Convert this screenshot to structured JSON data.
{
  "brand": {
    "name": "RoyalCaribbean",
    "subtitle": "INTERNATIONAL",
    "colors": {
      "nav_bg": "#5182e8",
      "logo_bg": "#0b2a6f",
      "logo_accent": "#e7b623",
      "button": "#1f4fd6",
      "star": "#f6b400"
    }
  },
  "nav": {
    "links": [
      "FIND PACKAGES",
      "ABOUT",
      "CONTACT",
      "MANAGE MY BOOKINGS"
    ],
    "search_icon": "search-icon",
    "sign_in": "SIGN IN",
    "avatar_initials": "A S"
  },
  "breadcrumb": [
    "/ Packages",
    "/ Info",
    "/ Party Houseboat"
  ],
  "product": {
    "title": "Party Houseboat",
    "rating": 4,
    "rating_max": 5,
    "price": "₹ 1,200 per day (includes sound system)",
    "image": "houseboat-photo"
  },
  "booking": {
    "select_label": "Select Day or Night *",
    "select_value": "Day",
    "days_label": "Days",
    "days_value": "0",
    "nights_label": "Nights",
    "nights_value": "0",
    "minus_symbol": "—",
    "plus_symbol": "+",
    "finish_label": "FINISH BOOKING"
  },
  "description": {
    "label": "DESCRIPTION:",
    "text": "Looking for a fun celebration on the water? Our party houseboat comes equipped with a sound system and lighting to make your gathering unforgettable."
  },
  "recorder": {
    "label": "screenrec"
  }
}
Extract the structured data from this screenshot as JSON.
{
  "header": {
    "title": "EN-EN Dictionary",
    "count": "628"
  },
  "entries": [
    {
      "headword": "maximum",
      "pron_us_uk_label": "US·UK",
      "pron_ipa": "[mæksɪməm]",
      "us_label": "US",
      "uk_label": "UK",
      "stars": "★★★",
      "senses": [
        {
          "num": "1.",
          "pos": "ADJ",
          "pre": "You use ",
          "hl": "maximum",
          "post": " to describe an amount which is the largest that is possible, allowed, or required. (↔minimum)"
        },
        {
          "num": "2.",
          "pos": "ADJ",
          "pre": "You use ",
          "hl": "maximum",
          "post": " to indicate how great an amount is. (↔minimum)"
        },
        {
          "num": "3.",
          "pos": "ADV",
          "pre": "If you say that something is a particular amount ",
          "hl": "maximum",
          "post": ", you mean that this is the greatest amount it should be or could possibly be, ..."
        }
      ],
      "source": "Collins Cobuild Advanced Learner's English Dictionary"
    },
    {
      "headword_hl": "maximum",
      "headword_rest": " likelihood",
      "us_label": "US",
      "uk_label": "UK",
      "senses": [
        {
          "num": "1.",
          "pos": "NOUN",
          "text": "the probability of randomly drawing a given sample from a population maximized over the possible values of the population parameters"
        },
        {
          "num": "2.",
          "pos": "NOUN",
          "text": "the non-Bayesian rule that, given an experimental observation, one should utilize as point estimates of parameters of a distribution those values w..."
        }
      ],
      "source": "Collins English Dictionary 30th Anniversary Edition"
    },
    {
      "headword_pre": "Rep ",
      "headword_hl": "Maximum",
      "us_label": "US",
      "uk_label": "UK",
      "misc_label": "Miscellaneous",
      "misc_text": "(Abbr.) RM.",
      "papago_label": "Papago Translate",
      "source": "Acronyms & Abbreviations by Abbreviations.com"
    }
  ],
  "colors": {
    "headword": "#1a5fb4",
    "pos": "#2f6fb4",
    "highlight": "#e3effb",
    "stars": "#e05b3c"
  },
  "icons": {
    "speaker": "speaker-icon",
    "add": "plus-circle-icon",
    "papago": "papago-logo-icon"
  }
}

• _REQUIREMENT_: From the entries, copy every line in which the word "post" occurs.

• _TASK ANSWER_:
          "post": " to describe an amount which is the largest that is possible, allowed, or required. (↔minimum)"
          "post": " to indicate how great an amount is. (↔minimum)"
          "post": ", you mean that this is the greatest amount it should be or could possibly be, ..."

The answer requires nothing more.